Caecilian (d. before 343), Bp. of Carthage from 311, or perhaps 307 (so T. D. Barnes). His importance lies in his part in the opening stages of the *Donatist controversy. As archdeacon he had supported Mensurius, Bp. of Carthage, in his efforts to suppress the fanatical desire of many Christians
A Dictionary of Christian Biography, Literature, Sects and Doctrines, Volumes I–IV
Caecilianus (1)
CAECILIANUS (1). Jerome says that Cyprian was converted “suadente presbytero Caecilio, a quo et cognomentum sortitus est,” and this statement probably influenced most editors to substitute Caecilius for Caecilianus in the texts of the Life of Cyprian by his own deacon Pontius.

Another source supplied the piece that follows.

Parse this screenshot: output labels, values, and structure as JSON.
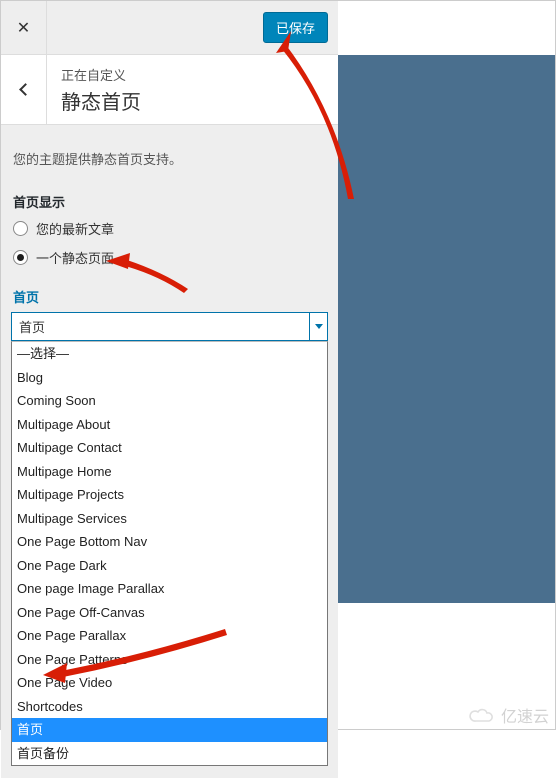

All the manuscripts which
Caecilianus (2)
CAECILIANUS (2). First archdeacon, then (a.d. 311) bishop, of Carthage. His name is of importance in connexion with the Donatist controversy. [Donatism.] When archdeacon, Caecilian resolutely supported his bishop, Mensurius, in his opposition to the fanatical craving for martyrdom. The Christianity of
Encyclopedia of Ancient Christianity
CAECILIAN (4th c.). Central figure in the outbreak of the *Donatist schism at *Carthage, ca. 311. He was first *archdeacon, then bishop of Carthage. As archdeacon he showed himself a disciplinarian. In ca. 300, he rebuked *Lucilla, a wealthy Spanish member of his congregation, for kissing the bone of
Who’s Who in Christian History
Caecilian (died c. 340)Bishop of Carthage from c. 311 until his deathAlthough Caecilian had been chosen bishop by the populace and clergy of Carthage, he was opposed by two men who had wanted the post themselves and by a woman whom he had rebuked for venerating false relics. The three persuaded Bishop